And last night I decided to investigate the thick book — Robert Harris’s An Officer and a Spy. It was only when I began to read it that I realized I now had in my hands the book that A had offered me to read much earlier. It was the retelling of the Dreyfus affair – the scandal of injustice toward a Jewish army officer in the 19th century that rocked French society. I had refused to read it at the height of the Gaza War. Having read Dreyfus’s own account of his cruel exile alone on Devil’s Island years back, I did not wish to depress myself any further, and told A so.

But last night, the prospect of a new book was too tempting and I began. Intending to read just a few pages until I became drowsy, I found myself reading it halfway through. I was saddened, as I’d expected, at the recounting of this gross injustice. And I could not help comparing that to what is happening now, wherein instead of just one country, France or Germany, the Dreyfus affair and the vilification of Jews that led to the final solution of the Holocaust are being repeated on a global scale. Jews are once again subjected to verbal abuse and physical assault, often fatal. There is a double standard and a jaundiced eye prevailing worldwide where Jews or Israel or Israelis are involved. With this depressing thought of our species’ inhumanity to a minority — our very own kind — I went to sleep.

Despite this, I had colourful and pleasant dreams, which surprised me, and for which I am thankful this morning. In my dreams I was buying fresh crabs at a market, always a delightful prospect. There was also a discussion about a tetraploid mango – no doubt inspired by a conversation with M after dinner while eating our dessert of Jaffa Sweetie. I had thought it might be a hybrid of pomelo and orange – the pomelo providing the yellowish green rind and the orange donating genes for sweetness and fine pulp. M had opined it was most likely a cross between pomelo and grapefruit.

Those dreams have lightened my heart and mind, despite the melancholy aroused by Harris’s book. I am grateful for dear, close friends like A, who is such a warm- and kind-hearted person and equally so is his wife D.

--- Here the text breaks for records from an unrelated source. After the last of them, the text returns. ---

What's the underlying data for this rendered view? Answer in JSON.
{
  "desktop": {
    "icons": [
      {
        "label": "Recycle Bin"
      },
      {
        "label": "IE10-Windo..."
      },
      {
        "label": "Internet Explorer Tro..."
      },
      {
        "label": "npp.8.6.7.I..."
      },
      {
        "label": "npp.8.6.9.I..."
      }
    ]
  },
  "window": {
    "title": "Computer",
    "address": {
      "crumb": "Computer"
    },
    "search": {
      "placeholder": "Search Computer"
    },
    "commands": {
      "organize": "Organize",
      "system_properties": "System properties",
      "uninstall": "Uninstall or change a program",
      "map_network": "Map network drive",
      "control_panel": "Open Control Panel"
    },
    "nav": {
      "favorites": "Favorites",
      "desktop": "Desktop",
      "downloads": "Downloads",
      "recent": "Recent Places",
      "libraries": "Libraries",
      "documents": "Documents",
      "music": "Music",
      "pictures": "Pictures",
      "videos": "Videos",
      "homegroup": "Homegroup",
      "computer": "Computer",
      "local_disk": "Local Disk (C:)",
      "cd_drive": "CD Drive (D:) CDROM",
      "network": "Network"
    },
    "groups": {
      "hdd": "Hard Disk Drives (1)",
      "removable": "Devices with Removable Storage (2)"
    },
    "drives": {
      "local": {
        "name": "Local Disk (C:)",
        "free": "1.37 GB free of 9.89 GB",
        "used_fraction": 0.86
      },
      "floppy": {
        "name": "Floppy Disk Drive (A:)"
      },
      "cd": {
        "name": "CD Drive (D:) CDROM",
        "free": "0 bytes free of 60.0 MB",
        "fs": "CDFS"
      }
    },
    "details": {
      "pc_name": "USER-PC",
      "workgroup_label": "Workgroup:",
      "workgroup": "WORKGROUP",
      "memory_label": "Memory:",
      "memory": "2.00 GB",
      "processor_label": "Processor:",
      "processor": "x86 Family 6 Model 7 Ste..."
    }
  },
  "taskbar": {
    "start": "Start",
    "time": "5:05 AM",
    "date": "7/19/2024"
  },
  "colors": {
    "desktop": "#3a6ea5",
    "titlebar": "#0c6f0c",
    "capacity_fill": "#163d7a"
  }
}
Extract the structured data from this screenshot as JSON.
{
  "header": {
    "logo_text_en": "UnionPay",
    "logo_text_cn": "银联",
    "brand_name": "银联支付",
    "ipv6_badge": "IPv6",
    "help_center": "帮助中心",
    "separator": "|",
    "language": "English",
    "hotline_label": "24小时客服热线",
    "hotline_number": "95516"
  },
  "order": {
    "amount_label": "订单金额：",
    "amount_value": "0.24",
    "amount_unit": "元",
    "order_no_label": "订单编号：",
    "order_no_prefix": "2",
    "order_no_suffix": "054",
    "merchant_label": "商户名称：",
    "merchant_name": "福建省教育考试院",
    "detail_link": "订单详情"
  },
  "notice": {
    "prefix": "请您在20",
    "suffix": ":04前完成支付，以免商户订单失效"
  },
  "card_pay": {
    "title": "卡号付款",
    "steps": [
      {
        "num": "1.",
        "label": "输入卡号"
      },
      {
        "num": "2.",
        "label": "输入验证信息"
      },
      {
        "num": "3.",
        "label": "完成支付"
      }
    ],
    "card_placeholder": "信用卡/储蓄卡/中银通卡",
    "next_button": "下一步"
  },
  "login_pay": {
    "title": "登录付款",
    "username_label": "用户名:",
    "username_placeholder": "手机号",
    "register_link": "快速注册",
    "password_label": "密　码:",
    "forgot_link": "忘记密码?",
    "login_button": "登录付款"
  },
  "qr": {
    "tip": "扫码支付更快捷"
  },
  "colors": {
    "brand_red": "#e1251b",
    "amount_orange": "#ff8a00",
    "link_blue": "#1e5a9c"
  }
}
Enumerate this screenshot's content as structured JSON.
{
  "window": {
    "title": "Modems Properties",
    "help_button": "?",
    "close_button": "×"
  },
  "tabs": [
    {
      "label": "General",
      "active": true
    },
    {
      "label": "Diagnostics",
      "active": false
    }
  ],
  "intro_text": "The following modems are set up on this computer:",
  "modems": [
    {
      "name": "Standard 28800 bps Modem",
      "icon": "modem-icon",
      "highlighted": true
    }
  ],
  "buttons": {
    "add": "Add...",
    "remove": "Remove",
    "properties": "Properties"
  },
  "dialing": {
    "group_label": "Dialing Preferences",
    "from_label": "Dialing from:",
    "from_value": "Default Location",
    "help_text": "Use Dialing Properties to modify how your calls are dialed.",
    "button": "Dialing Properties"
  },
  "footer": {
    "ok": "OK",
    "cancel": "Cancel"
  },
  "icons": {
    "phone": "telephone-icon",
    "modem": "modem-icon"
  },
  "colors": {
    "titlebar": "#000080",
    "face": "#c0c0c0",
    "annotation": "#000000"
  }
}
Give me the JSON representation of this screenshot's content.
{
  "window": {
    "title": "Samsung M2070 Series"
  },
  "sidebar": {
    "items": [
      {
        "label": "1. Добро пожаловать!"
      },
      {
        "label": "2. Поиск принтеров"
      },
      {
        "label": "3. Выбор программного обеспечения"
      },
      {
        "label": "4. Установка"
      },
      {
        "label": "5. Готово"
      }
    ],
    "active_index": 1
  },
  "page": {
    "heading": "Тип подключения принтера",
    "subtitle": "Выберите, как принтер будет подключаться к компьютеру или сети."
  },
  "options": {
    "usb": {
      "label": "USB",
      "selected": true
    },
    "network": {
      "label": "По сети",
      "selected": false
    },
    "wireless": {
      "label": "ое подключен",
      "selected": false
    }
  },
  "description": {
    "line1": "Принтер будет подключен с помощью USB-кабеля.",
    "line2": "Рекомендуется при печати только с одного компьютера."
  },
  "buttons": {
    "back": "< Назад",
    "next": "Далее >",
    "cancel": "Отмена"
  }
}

I am also so thankfully relieved that the crow is back on its perch on the fir, though it was not there when my eyes searched for it all of yesterday. I had been worried that the magpie — that avian thief —  roosting on the birch nearby, had something to do with it or its nest. M said that was unlikely because magpies are terrified of crows.

I shall read the book to the end of course, having started it. In his preface, Harris writes: “This book aims to use the techniques of a novel to retell the true story of the Dreyfus affair, perhaps the greatest political scandal and miscarriage of justice in history….” He goes on: “None of the characters … even the most minor, is wholly fictional, and almost all of what occurs…actually happened in real life.”

I am grateful for writers like Harris who, by their popularization of historical events, can rouse me, and hopefully other readers, into a sad realization of history repeating itself in our time.